Corrugated pipes are used in industry purposes to allow a certain bending, while still having structural stiffness and withstanding i.e pressure forces. The hose of a vacuum cleaner is perhaps the most widely known example.

Recently I was introduced to the problem of determining the pressure loss in such a pipe. The Moody diagram and Darcy-Weisbach equation can be employed to determine this, at least for «normal» pipes. The Moody diagram and Colebrook equation are well suited for smooth pipes – but how well do they perform for pipes with roughness in the magnitude of several centimeters?

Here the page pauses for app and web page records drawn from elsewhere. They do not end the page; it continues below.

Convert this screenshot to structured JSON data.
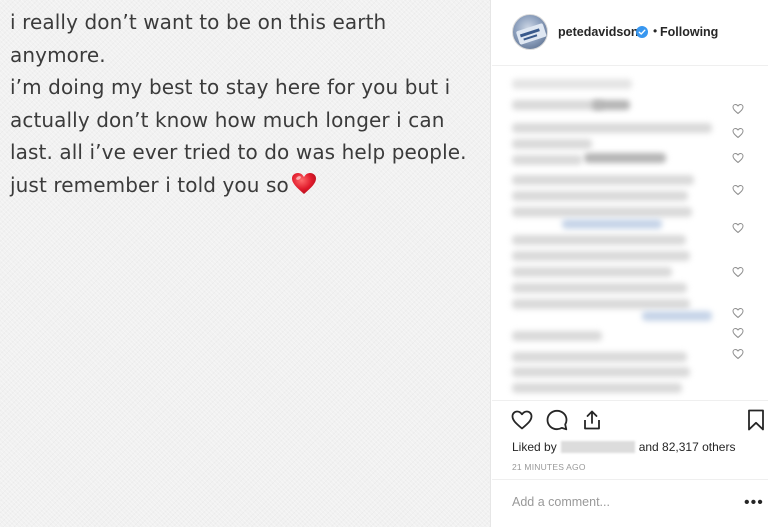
{
  "post": {
    "text": "i really don’t want to be on this earth anymore.\ni’m doing my best to stay here for you but i\nactually don’t know how much longer i can\nlast. all i’ve ever tried to do was help people.\njust remember i told you so",
    "emoji": "heart-emoji"
  },
  "header": {
    "username": "petedavidson",
    "separator": "•",
    "follow_status": "Following",
    "verified": true
  },
  "likes": {
    "prefix": "Liked by",
    "suffix": "and 82,317 others"
  },
  "timestamp": "21 MINUTES AGO",
  "comment": {
    "placeholder": "Add a comment...",
    "more_label": "•••"
  },
  "colors": {
    "verified_blue": "#3897f0",
    "emoji_red": "#e01a2b",
    "muted_text": "#999999"
  }
}
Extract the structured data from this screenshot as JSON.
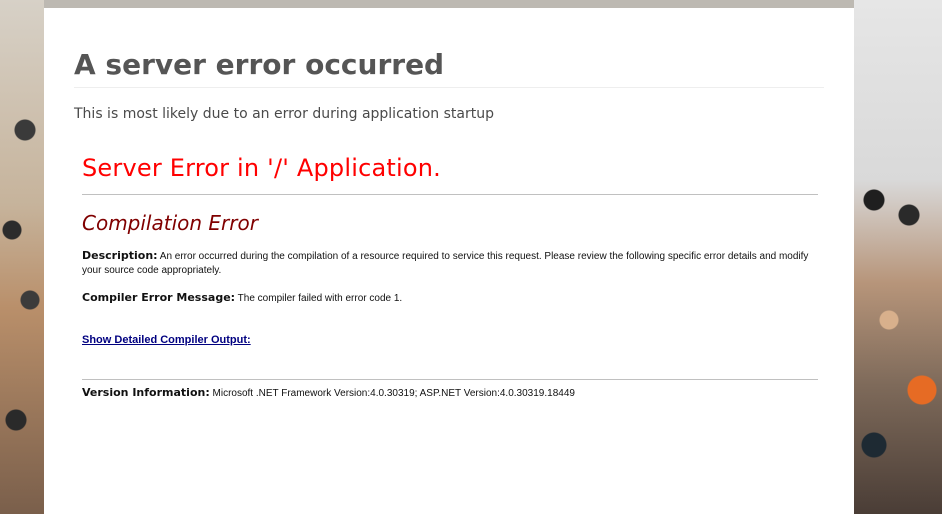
{
  "page": {
    "title": "A server error occurred",
    "subtitle": "This is most likely due to an error during application startup"
  },
  "aspnet": {
    "heading": "Server Error in '/' Application.",
    "subheading": "Compilation Error",
    "description_label": "Description:",
    "description_text": "An error occurred during the compilation of a resource required to service this request. Please review the following specific error details and modify your source code appropriately.",
    "compiler_label": "Compiler Error Message:",
    "compiler_text": "The compiler failed with error code 1.",
    "detailed_link": "Show Detailed Compiler Output:",
    "version_label": "Version Information:",
    "version_text": "Microsoft .NET Framework Version:4.0.30319; ASP.NET Version:4.0.30319.18449"
  }
}
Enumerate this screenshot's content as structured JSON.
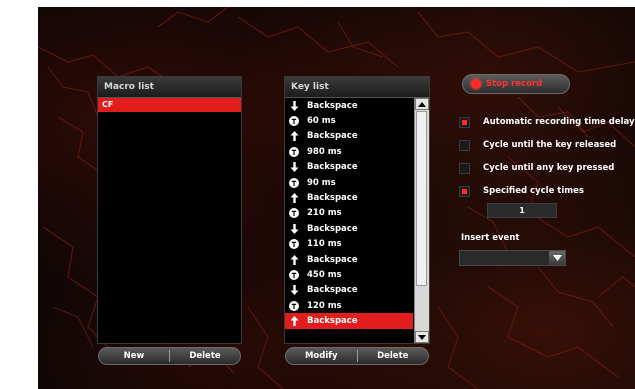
{
  "macro_panel": {
    "header": "Macro list",
    "items": [
      {
        "label": "CF",
        "selected": true
      }
    ],
    "buttons": {
      "new": "New",
      "delete": "Delete"
    }
  },
  "key_panel": {
    "header": "Key list",
    "items": [
      {
        "icon": "arrow-down-icon",
        "label": "Backspace"
      },
      {
        "icon": "timer-icon",
        "label": "60 ms"
      },
      {
        "icon": "arrow-up-icon",
        "label": "Backspace"
      },
      {
        "icon": "timer-icon",
        "label": "980 ms"
      },
      {
        "icon": "arrow-down-icon",
        "label": "Backspace"
      },
      {
        "icon": "timer-icon",
        "label": "90 ms"
      },
      {
        "icon": "arrow-up-icon",
        "label": "Backspace"
      },
      {
        "icon": "timer-icon",
        "label": "210 ms"
      },
      {
        "icon": "arrow-down-icon",
        "label": "Backspace"
      },
      {
        "icon": "timer-icon",
        "label": "110 ms"
      },
      {
        "icon": "arrow-up-icon",
        "label": "Backspace"
      },
      {
        "icon": "timer-icon",
        "label": "450 ms"
      },
      {
        "icon": "arrow-down-icon",
        "label": "Backspace"
      },
      {
        "icon": "timer-icon",
        "label": "120 ms"
      },
      {
        "icon": "arrow-up-icon",
        "label": "Backspace",
        "selected": true
      }
    ],
    "buttons": {
      "modify": "Modify",
      "delete": "Delete"
    }
  },
  "recording": {
    "stop_label": "Stop record",
    "options": [
      {
        "label": "Automatic recording time delay",
        "checked": true
      },
      {
        "label": "Cycle until the key released",
        "checked": false
      },
      {
        "label": "Cycle until any key pressed",
        "checked": false
      },
      {
        "label": "Specified cycle times",
        "checked": true
      }
    ],
    "cycle_count": "1",
    "insert_event_label": "Insert event",
    "insert_event_value": ""
  },
  "colors": {
    "accent": "#e11d1d",
    "background": "#0b0605",
    "text": "#ffffff"
  }
}
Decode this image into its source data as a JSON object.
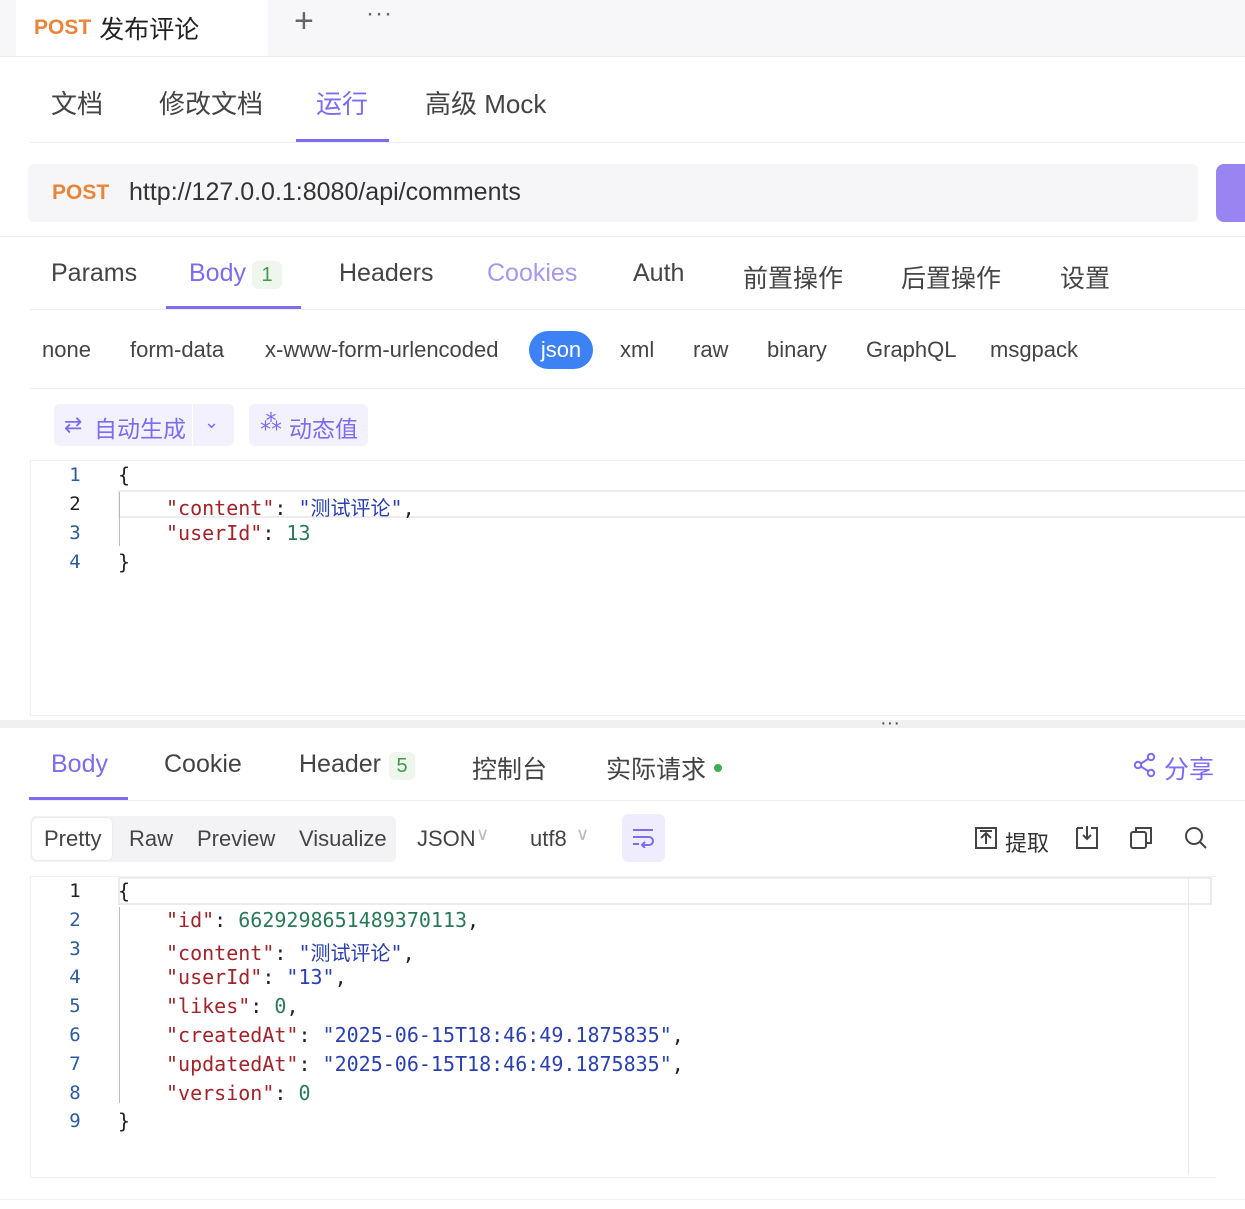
{
  "top_tab": {
    "method": "POST",
    "title": "发布评论",
    "add": "+",
    "more": "···"
  },
  "doc_tabs": [
    "文档",
    "修改文档",
    "运行",
    "高级 Mock"
  ],
  "url": {
    "method": "POST",
    "value": "http://127.0.0.1:8080/api/comments"
  },
  "req_tabs": {
    "params": "Params",
    "body": "Body",
    "body_count": "1",
    "headers": "Headers",
    "cookies": "Cookies",
    "auth": "Auth",
    "pre": "前置操作",
    "post": "后置操作",
    "settings": "设置"
  },
  "body_types": [
    "none",
    "form-data",
    "x-www-form-urlencoded",
    "json",
    "xml",
    "raw",
    "binary",
    "GraphQL",
    "msgpack"
  ],
  "body_tools": {
    "auto": "自动生成",
    "dynamic": "动态值"
  },
  "request_body": {
    "line_numbers": [
      "1",
      "2",
      "3",
      "4"
    ],
    "open": "{",
    "content_key": "\"content\"",
    "content_value": "\"测试评论\"",
    "userId_key": "\"userId\"",
    "userId_value": "13",
    "close": "}"
  },
  "resp_tabs": {
    "body": "Body",
    "cookie": "Cookie",
    "header": "Header",
    "header_count": "5",
    "console": "控制台",
    "actual": "实际请求",
    "share": "分享"
  },
  "view": {
    "pretty": "Pretty",
    "raw": "Raw",
    "preview": "Preview",
    "visualize": "Visualize",
    "format": "JSON",
    "encoding": "utf8",
    "extract": "提取"
  },
  "response_body": {
    "line_numbers": [
      "1",
      "2",
      "3",
      "4",
      "5",
      "6",
      "7",
      "8",
      "9"
    ],
    "open": "{",
    "id_key": "\"id\"",
    "id_value": "6629298651489370113",
    "content_key": "\"content\"",
    "content_value": "\"测试评论\"",
    "userId_key": "\"userId\"",
    "userId_value": "\"13\"",
    "likes_key": "\"likes\"",
    "likes_value": "0",
    "createdAt_key": "\"createdAt\"",
    "createdAt_value": "\"2025-06-15T18:46:49.1875835\"",
    "updatedAt_key": "\"updatedAt\"",
    "updatedAt_value": "\"2025-06-15T18:46:49.1875835\"",
    "version_key": "\"version\"",
    "version_value": "0",
    "close": "}"
  },
  "colors": {
    "accent": "#7b6cf0",
    "method": "#e8853a",
    "json_pill": "#3d82f5",
    "count_green": "#3f9d49"
  }
}
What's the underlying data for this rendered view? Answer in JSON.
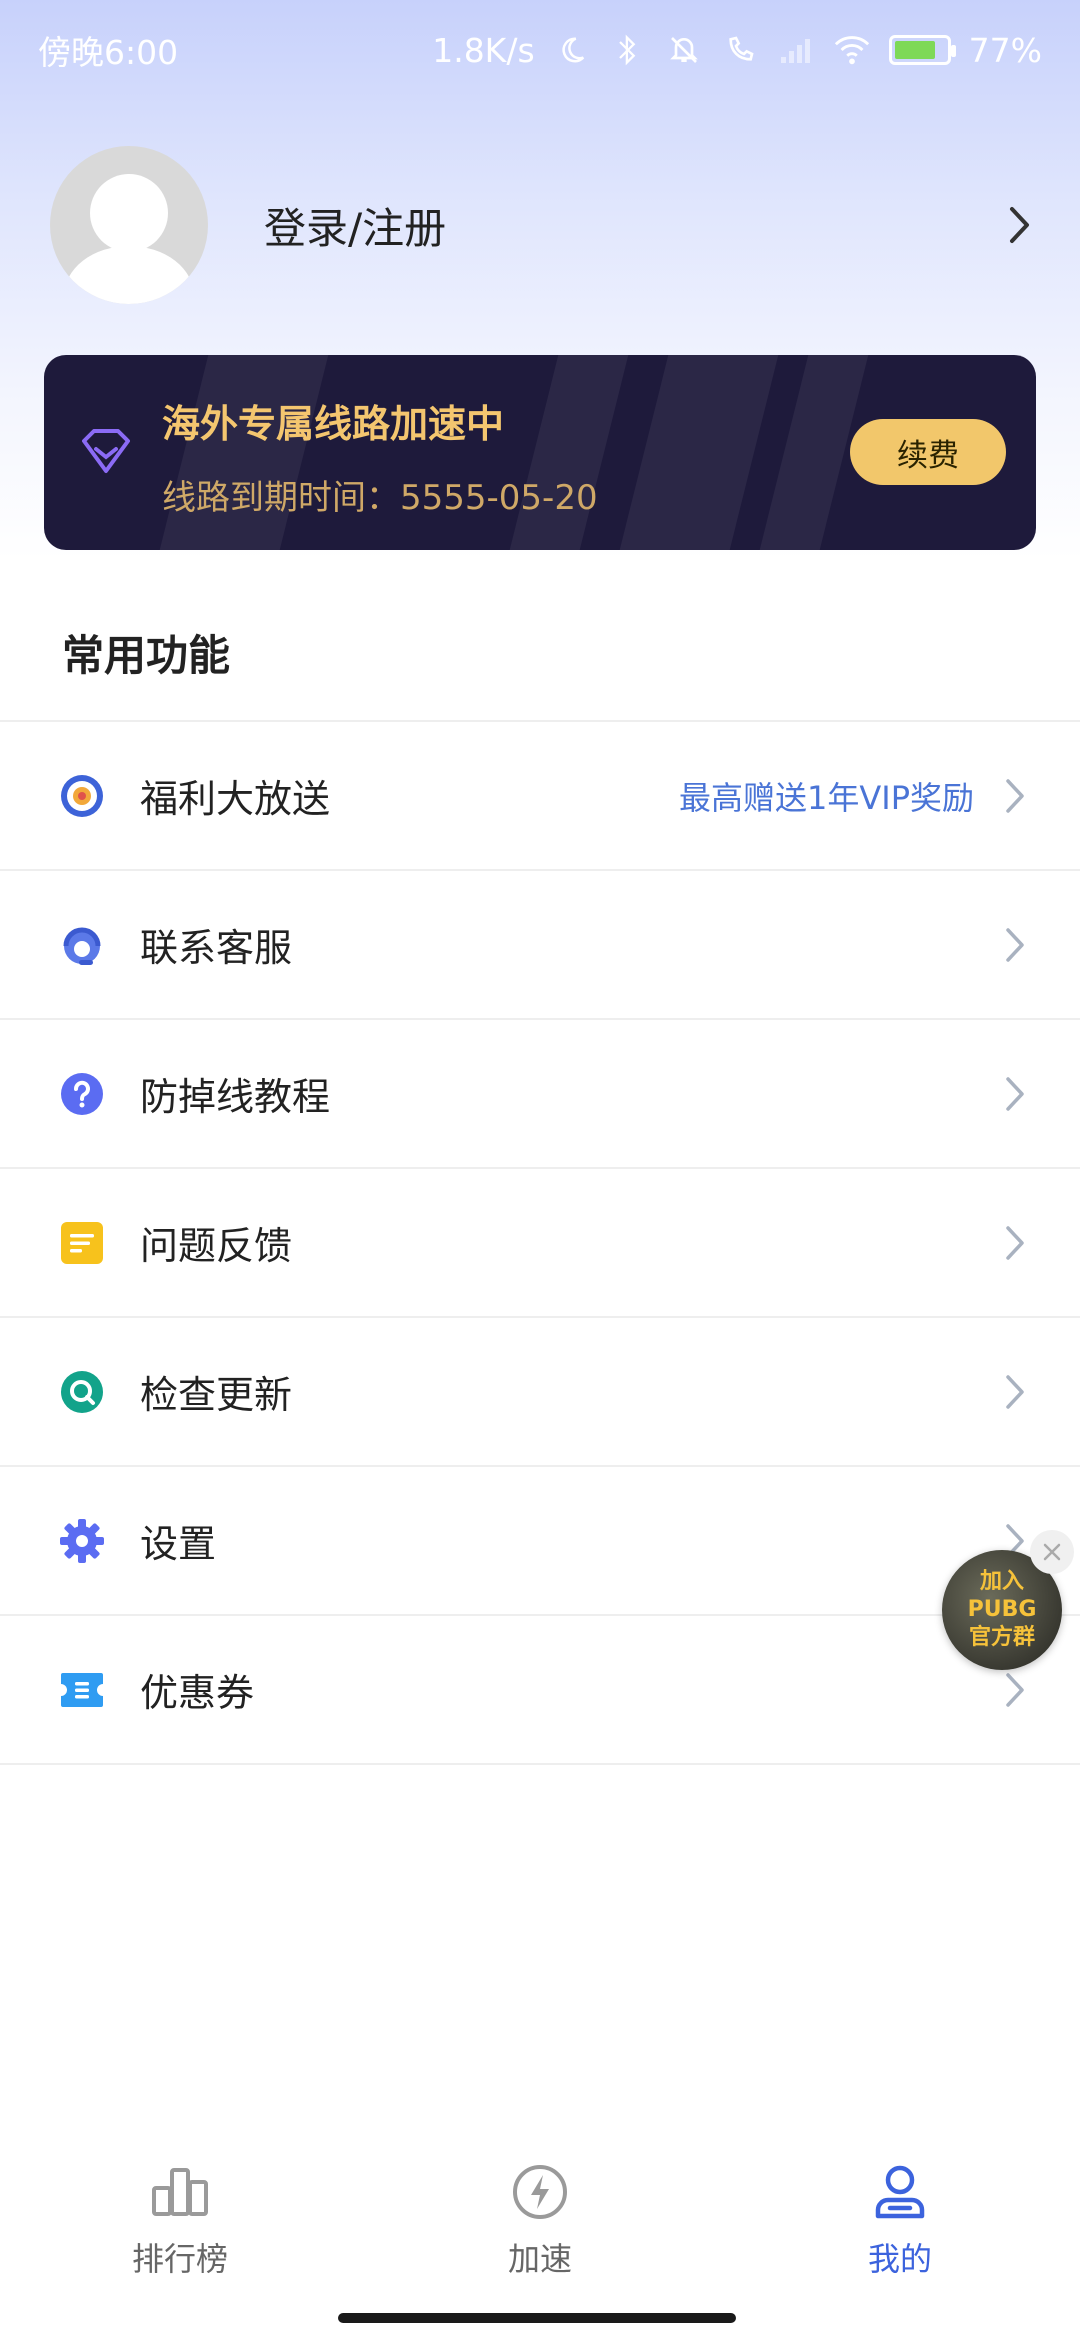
{
  "status_bar": {
    "time": "傍晚6:00",
    "net_speed": "1.8K/s",
    "battery": "77%",
    "battery_level_percent": 77
  },
  "profile": {
    "login_label": "登录/注册"
  },
  "vip_card": {
    "title": "海外专属线路加速中",
    "expire_text": "线路到期时间：5555-05-20",
    "renew_label": "续费",
    "colors": {
      "bg": "#1e1a3b",
      "title": "#f4c66f",
      "button": "#f2c76b"
    }
  },
  "section": {
    "title": "常用功能"
  },
  "menu": {
    "items": [
      {
        "label": "福利大放送",
        "note": "最高赠送1年VIP奖励",
        "icon": "gift-badge-icon"
      },
      {
        "label": "联系客服",
        "icon": "customer-service-icon"
      },
      {
        "label": "防掉线教程",
        "icon": "question-icon"
      },
      {
        "label": "问题反馈",
        "icon": "feedback-icon"
      },
      {
        "label": "检查更新",
        "icon": "update-search-icon"
      },
      {
        "label": "设置",
        "icon": "gear-icon"
      },
      {
        "label": "优惠券",
        "icon": "coupon-icon"
      }
    ]
  },
  "float_badge": {
    "line1": "加入",
    "line2": "PUBG",
    "line3": "官方群"
  },
  "bottom_nav": {
    "items": [
      {
        "label": "排行榜",
        "icon": "ranking-icon"
      },
      {
        "label": "加速",
        "icon": "boost-icon"
      },
      {
        "label": "我的",
        "icon": "user-icon",
        "active": true
      }
    ],
    "active_color": "#3c63dd"
  }
}
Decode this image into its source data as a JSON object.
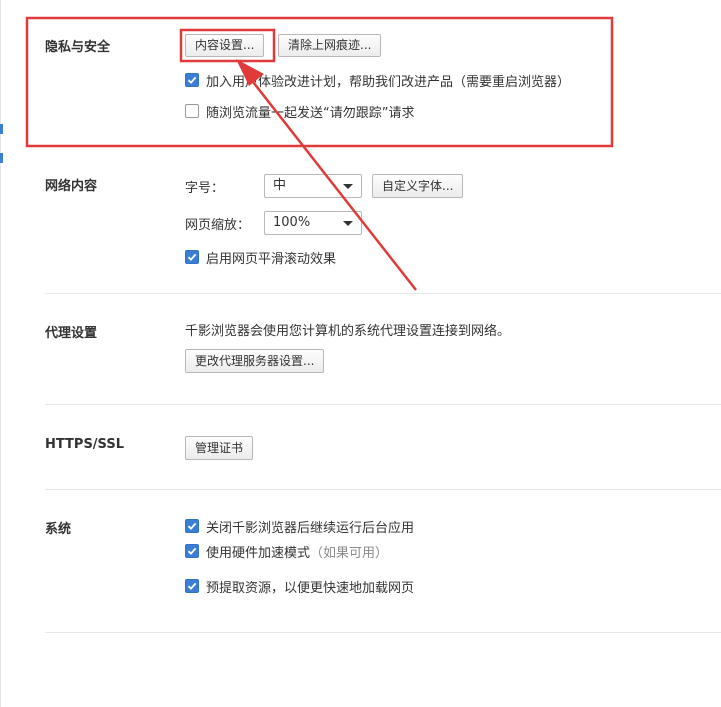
{
  "privacy": {
    "title": "隐私与安全",
    "content_settings_button": "内容设置...",
    "clear_history_button": "清除上网痕迹...",
    "ux_program_label": "加入用户体验改进计划，帮助我们改进产品",
    "ux_program_note": "（需要重启浏览器）",
    "ux_program_checked": true,
    "dnt_label": "随浏览流量一起发送“请勿跟踪”请求",
    "dnt_checked": false
  },
  "web_content": {
    "title": "网络内容",
    "font_size_label": "字号：",
    "font_size_value": "中",
    "custom_font_button": "自定义字体...",
    "zoom_label": "网页缩放：",
    "zoom_value": "100%",
    "smooth_scroll_label": "启用网页平滑滚动效果",
    "smooth_scroll_checked": true
  },
  "proxy": {
    "title": "代理设置",
    "description": "千影浏览器会使用您计算机的系统代理设置连接到网络。",
    "change_proxy_button": "更改代理服务器设置..."
  },
  "https": {
    "title": "HTTPS/SSL",
    "manage_certs_button": "管理证书"
  },
  "system": {
    "title": "系统",
    "background_run_label": "关闭千影浏览器后继续运行后台应用",
    "background_run_checked": true,
    "hw_accel_label": "使用硬件加速模式",
    "hw_accel_note": "（如果可用）",
    "hw_accel_checked": true,
    "prefetch_label": "预提取资源，以便更快速地加载网页",
    "prefetch_checked": true
  },
  "annotation": {
    "highlight_color": "#e03a3a",
    "accent_color": "#3b7fd5"
  }
}
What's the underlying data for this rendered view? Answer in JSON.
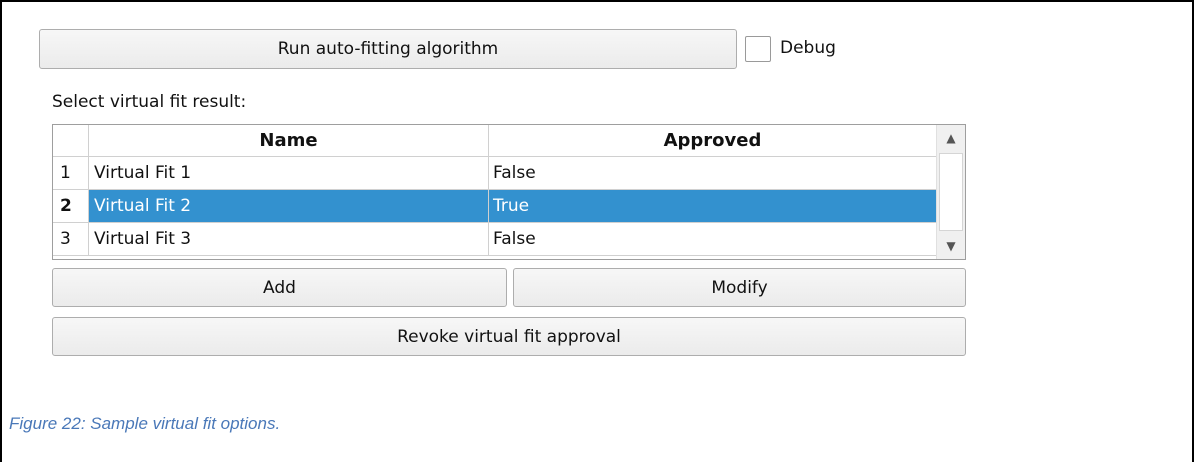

In October [2010] I started the work on creating a parameterized mesh script for these corrugated pipes, using the internal meshing capabilities of OpenFOAM. But getting to know the characteristics of corrugations, the problem became making the mesh in a general fashion – as corrugations can be produced in several ways:

- Semi-circle wise
- Sinusoidal
- Semi-circle extremas connected with vertical lines
- Semi-circle tapered (sloped straight sections)

And after numerous pencil sketches, and a horrendous amount of hours programming and troubleshooting, I came up with a design capable of producing most of the cases above. And with a minimum of parameters:

- Corrugation pitch (axial distance between «amplitudes», or period)
- Corrugation depth
- Corrugation slope

And that’s all. All points and distances can be determined from these three parameters, using a rather intricate and non-linear geometric formula, plotted like this:

The geometry is designed to take advantage of the wedge capabilities of OpenFOAM, that is a 5 degree axial slice, or 1:72 of original geometry. Still, it is possible to export this geometry to a Fluent mesh, and create a complete 3D version of it. Though, that would introduce 72 times more cells… for a one meter pipe with fine mesh, probably several million cells.

And the resulting meshes turns out like this:

87 degrees slope

75 degrees slope

65 degrees slope

And a slightly tilted view:

87 degrees slope

75 degrees slope

65 degrees slope

From the end:

And some results: